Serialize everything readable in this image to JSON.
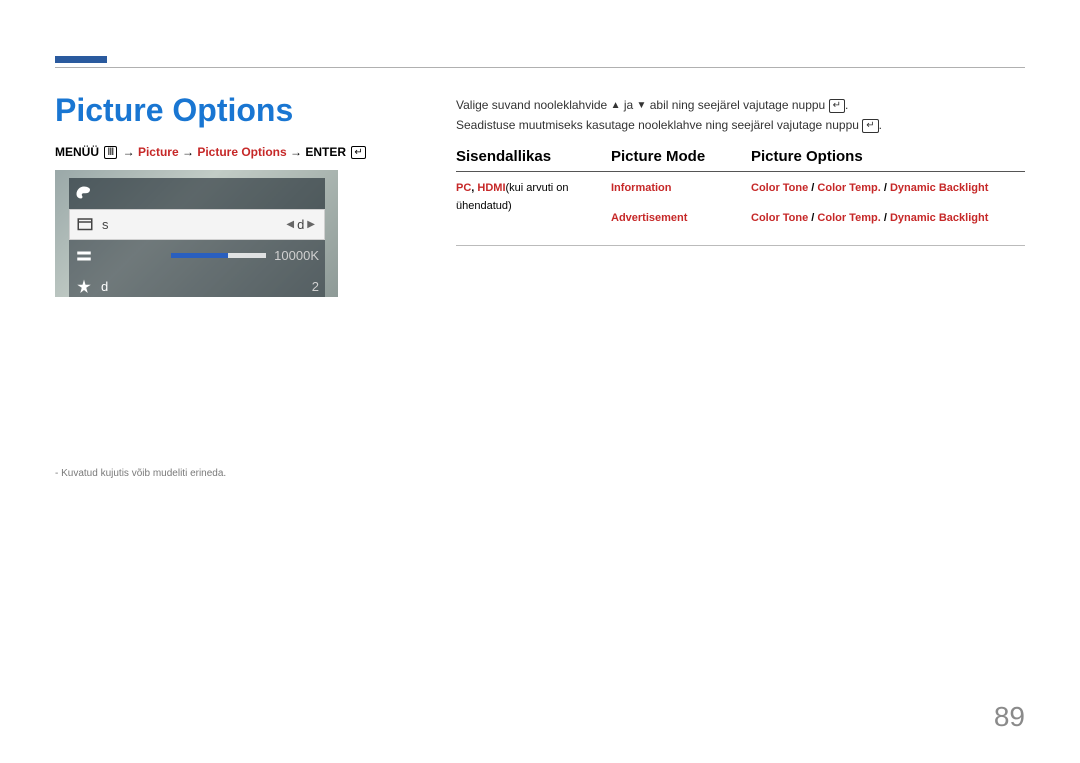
{
  "title": "Picture Options",
  "breadcrumb": {
    "menu": "MENÜÜ",
    "arrow": "→",
    "picture": "Picture",
    "picture_options": "Picture Options",
    "enter": "ENTER"
  },
  "screenshot": {
    "row1_label": "s",
    "row1_value": "d",
    "row2_value": "10000K",
    "row3_label": "d",
    "row3_value": "2"
  },
  "footnote": "Kuvatud kujutis võib mudeliti erineda.",
  "body": {
    "line1a": "Valige suvand nooleklahvide",
    "line1b": "ja",
    "line1c": "abil ning seejärel vajutage nuppu",
    "line2a": "Seadistuse muutmiseks kasutage nooleklahve ning seejärel vajutage nuppu"
  },
  "table": {
    "headers": {
      "c1": "Sisendallikas",
      "c2": "Picture Mode",
      "c3": "Picture Options"
    },
    "row1": {
      "c1a": "PC",
      "c1sep": ", ",
      "c1b": "HDMI",
      "c1c": "(kui arvuti on ühendatud)",
      "c2a": "Information",
      "c2b": "Advertisement",
      "c3a_1": "Color Tone",
      "c3a_2": "Color Temp.",
      "c3a_3": "Dynamic Backlight",
      "c3b_1": "Color Tone",
      "c3b_2": "Color Temp.",
      "c3b_3": "Dynamic Backlight",
      "slash": " / "
    }
  },
  "page_number": "89"
}
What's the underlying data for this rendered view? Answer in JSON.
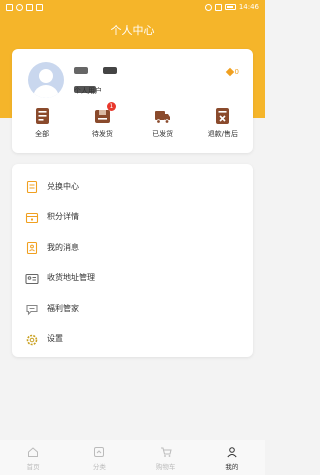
{
  "status_bar": {
    "time": "14:46"
  },
  "page": {
    "title": "个人中心"
  },
  "profile": {
    "level": "个人用户",
    "points": "0"
  },
  "orders": [
    {
      "label": "全部",
      "icon": "order-list-icon",
      "badge": ""
    },
    {
      "label": "待发货",
      "icon": "pending-ship-icon",
      "badge": "1"
    },
    {
      "label": "已发货",
      "icon": "shipped-truck-icon",
      "badge": ""
    },
    {
      "label": "退款/售后",
      "icon": "refund-icon",
      "badge": ""
    }
  ],
  "menu": [
    {
      "label": "兑换中心",
      "icon": "exchange-icon"
    },
    {
      "label": "积分详情",
      "icon": "points-detail-icon"
    },
    {
      "label": "我的消息",
      "icon": "message-icon"
    },
    {
      "label": "收货地址管理",
      "icon": "address-icon"
    },
    {
      "label": "福利管家",
      "icon": "welfare-icon"
    },
    {
      "label": "设置",
      "icon": "settings-icon"
    }
  ],
  "tabs": [
    {
      "label": "首页",
      "icon": "home-icon",
      "active": false
    },
    {
      "label": "分类",
      "icon": "category-icon",
      "active": false
    },
    {
      "label": "购物车",
      "icon": "cart-icon",
      "active": false
    },
    {
      "label": "我的",
      "icon": "user-icon",
      "active": true
    }
  ],
  "colors": {
    "accent": "#f5b52a",
    "badge": "#e8382c",
    "icon_brown": "#8a4a2c"
  }
}
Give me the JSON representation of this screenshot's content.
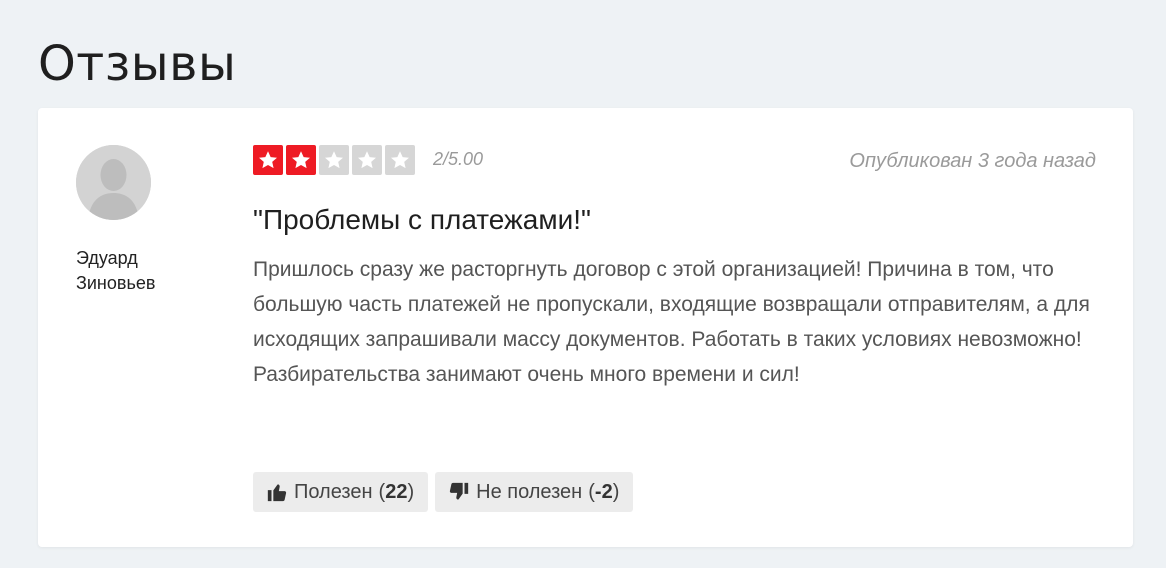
{
  "section": {
    "title": "Отзывы"
  },
  "review": {
    "author_first": "Эдуард",
    "author_last": "Зиновьев",
    "rating": 2,
    "rating_max": 5,
    "score_text": "2/5.00",
    "published": "Опубликован 3 года назад",
    "title": "\"Проблемы с платежами!\"",
    "text": "Пришлось сразу же расторгнуть договор с этой организацией! Причина в том, что большую часть платежей не пропускали, входящие возвращали отправителям, а для исходящих запрашивали массу документов. Работать в таких условиях невозможно! Разбирательства занимают очень много времени и сил!",
    "helpful": {
      "label": "Полезен",
      "count": "22"
    },
    "not_helpful": {
      "label": "Не полезен",
      "count": "-2"
    }
  },
  "colors": {
    "star_on": "#ee1b24",
    "star_off": "#d6d6d6",
    "background": "#eef2f5"
  }
}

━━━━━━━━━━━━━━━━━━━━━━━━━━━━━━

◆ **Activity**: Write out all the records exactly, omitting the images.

◆ **Final answer**:
Serialize everything readable in this image to JSON.
{
  "title": "Picture Options",
  "breadcrumb": {
    "menu": "MENÜÜ",
    "arrow": "→",
    "picture": "Picture",
    "picture_options": "Picture Options",
    "enter": "ENTER"
  },
  "screenshot": {
    "row1_label": "s",
    "row1_value": "d",
    "row2_value": "10000K",
    "row3_label": "d",
    "row3_value": "2"
  },
  "footnote": "Kuvatud kujutis võib mudeliti erineda.",
  "body": {
    "line1a": "Valige suvand nooleklahvide",
    "line1b": "ja",
    "line1c": "abil ning seejärel vajutage nuppu",
    "line2a": "Seadistuse muutmiseks kasutage nooleklahve ning seejärel vajutage nuppu"
  },
  "table": {
    "headers": {
      "c1": "Sisendallikas",
      "c2": "Picture Mode",
      "c3": "Picture Options"
    },
    "row1": {
      "c1a": "PC",
      "c1sep": ", ",
      "c1b": "HDMI",
      "c1c": "(kui arvuti on ühendatud)",
      "c2a": "Information",
      "c2b": "Advertisement",
      "c3a_1": "Color Tone",
      "c3a_2": "Color Temp.",
      "c3a_3": "Dynamic Backlight",
      "c3b_1": "Color Tone",
      "c3b_2": "Color Temp.",
      "c3b_3": "Dynamic Backlight",
      "slash": " / "
    }
  },
  "page_number": "89"
}
What's the underlying data for this rendered view? Answer in JSON.
{
  "status_bar": {
    "time": "14:46"
  },
  "page": {
    "title": "个人中心"
  },
  "profile": {
    "level": "个人用户",
    "points": "0"
  },
  "orders": [
    {
      "label": "全部",
      "icon": "order-list-icon",
      "badge": ""
    },
    {
      "label": "待发货",
      "icon": "pending-ship-icon",
      "badge": "1"
    },
    {
      "label": "已发货",
      "icon": "shipped-truck-icon",
      "badge": ""
    },
    {
      "label": "退款/售后",
      "icon": "refund-icon",
      "badge": ""
    }
  ],
  "menu": [
    {
      "label": "兑换中心",
      "icon": "exchange-icon"
    },
    {
      "label": "积分详情",
      "icon": "points-detail-icon"
    },
    {
      "label": "我的消息",
      "icon": "message-icon"
    },
    {
      "label": "收货地址管理",
      "icon": "address-icon"
    },
    {
      "label": "福利管家",
      "icon": "welfare-icon"
    },
    {
      "label": "设置",
      "icon": "settings-icon"
    }
  ],
  "tabs": [
    {
      "label": "首页",
      "icon": "home-icon",
      "active": false
    },
    {
      "label": "分类",
      "icon": "category-icon",
      "active": false
    },
    {
      "label": "购物车",
      "icon": "cart-icon",
      "active": false
    },
    {
      "label": "我的",
      "icon": "user-icon",
      "active": true
    }
  ],
  "colors": {
    "accent": "#f5b52a",
    "badge": "#e8382c",
    "icon_brown": "#8a4a2c"
  }
}
Give me the JSON representation of this screenshot's content.
{
  "section": {
    "title": "Отзывы"
  },
  "review": {
    "author_first": "Эдуард",
    "author_last": "Зиновьев",
    "rating": 2,
    "rating_max": 5,
    "score_text": "2/5.00",
    "published": "Опубликован 3 года назад",
    "title": "\"Проблемы с платежами!\"",
    "text": "Пришлось сразу же расторгнуть договор с этой организацией! Причина в том, что большую часть платежей не пропускали, входящие возвращали отправителям, а для исходящих запрашивали массу документов. Работать в таких условиях невозможно! Разбирательства занимают очень много времени и сил!",
    "helpful": {
      "label": "Полезен",
      "count": "22"
    },
    "not_helpful": {
      "label": "Не полезен",
      "count": "-2"
    }
  },
  "colors": {
    "star_on": "#ee1b24",
    "star_off": "#d6d6d6",
    "background": "#eef2f5"
  }
}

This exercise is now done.